“We have indicated to the company the need to supply the Republic of Cyprus with natural gas for power generation purposes. The company did not reject this, saying it is one of the plans it can consider,” he added.
The minister also told reporters, there is a broader interest from gas firms on working with Cyprus’ energy plans, while Chevron will be attending next week’s two-day energy workshop titled: The Cyprus Gateway: Natural Gas to Power and Liquefaction, to hear more about the government’s energy strategy.
“We explained to Mr. Cassulo that our priority is to have natural gas reach Cyprus with the aim of using it on the local market to produce electricity via low-cost natural gas, which will then be passed on to the electricity prices.”
Any additional natural gas can either be used for liquification in Cyprus or go to another destination, Papanastasiou suggested.
Adding a sense of urgency, the minister said “we will be looking at Chevron’s plan in the next few hours and days, evaluate it and revert with our comments.”
Asked if there were any developments over the Yishai dispute with Israel, Papanastasiou explained Cyprus has submitted all its comments around two weeks ago. The aim is that when the energy minister plans to visit Israel on June 14 and 15, he can receive initial feedback.
“I don’t believe it will be our main topic of discussion, rather we will likely focus on the pipeline starting from Israel’s EEZ towards that of Cyprus.”
Indications so far show the A3 well has around 4.2 trillion cubic feet, with drilling set to give a better revelation of what is actually in the deposit as it focuses on the central part of the Aphrodite field.
Papanastasiou also specified Cyprus’ plans for Aphrodite are not hindered by the dispute with Israel. Though developments continue, it would be preferable not to have any obstacles over Yishai before commercialization.

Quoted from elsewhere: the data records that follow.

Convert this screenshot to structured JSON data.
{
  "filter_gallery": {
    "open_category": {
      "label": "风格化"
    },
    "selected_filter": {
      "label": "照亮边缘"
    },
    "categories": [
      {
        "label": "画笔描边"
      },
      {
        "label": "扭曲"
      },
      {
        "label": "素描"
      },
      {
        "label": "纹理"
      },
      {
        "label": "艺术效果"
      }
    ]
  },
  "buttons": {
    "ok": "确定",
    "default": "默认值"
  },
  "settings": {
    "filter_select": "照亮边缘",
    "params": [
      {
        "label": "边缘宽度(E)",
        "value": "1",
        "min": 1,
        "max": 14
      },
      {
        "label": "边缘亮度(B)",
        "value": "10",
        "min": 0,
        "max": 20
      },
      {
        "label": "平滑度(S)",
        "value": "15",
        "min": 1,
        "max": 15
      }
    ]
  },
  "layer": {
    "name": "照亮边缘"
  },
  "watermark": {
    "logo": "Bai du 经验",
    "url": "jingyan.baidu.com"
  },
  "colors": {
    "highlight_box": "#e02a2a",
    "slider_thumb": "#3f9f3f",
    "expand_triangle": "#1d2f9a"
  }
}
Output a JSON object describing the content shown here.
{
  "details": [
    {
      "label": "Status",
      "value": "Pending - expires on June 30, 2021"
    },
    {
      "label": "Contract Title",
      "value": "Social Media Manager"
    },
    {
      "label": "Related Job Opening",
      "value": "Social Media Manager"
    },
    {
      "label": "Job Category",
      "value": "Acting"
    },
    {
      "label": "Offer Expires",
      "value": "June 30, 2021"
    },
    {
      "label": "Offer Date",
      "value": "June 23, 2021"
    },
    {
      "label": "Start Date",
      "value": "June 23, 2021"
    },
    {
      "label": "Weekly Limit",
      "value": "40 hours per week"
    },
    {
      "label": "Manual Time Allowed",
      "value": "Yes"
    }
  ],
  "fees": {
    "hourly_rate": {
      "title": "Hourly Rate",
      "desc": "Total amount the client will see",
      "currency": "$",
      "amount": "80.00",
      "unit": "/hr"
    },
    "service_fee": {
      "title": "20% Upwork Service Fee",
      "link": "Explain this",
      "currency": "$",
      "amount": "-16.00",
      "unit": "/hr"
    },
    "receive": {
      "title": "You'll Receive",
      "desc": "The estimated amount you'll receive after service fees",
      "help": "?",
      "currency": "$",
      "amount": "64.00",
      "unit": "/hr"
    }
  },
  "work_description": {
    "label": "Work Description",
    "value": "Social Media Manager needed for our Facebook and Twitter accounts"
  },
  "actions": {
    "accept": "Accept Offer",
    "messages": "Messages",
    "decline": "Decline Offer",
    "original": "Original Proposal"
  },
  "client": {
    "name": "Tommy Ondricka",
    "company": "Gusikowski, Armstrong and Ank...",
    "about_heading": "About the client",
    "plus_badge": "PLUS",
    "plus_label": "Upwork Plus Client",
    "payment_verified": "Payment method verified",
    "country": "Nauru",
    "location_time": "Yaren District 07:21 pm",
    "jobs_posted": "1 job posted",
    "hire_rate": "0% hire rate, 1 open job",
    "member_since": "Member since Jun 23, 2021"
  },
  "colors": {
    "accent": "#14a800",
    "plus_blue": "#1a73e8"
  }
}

Asked about interest from other energy companies in Cyprus’ that have already identified deposits and when they will return for confirmatory drilling or whether they have drawn up plans to develop the deposits – specifically for plots 6 and 10 – the energy minister cited ExxonMobil’s vice president’s comments from a day earlier as saying Cyprus’ EEZ was of interest to the company.
The vice president was also quoted as saying ExxonMobil is interested in drilling the area, most likely block 5 as it is the newest piece it has taken on.
“Our information is that the geological data for plot 5 is very promising. You understand that with these statements at the level of the vice president of a global organisation, especially an American one, in which he also mentioned that ExxonMobil is interested in the new energy plan of the Republic of Korea, as well as a liquefaction terminal in Cyprus, there started to be interest in what we are trying to do through Monday’s workshop, but also the meeting in Israel, for the purpose of natural gas flowing to Cyprus,” Papanastasiou stressed.[…]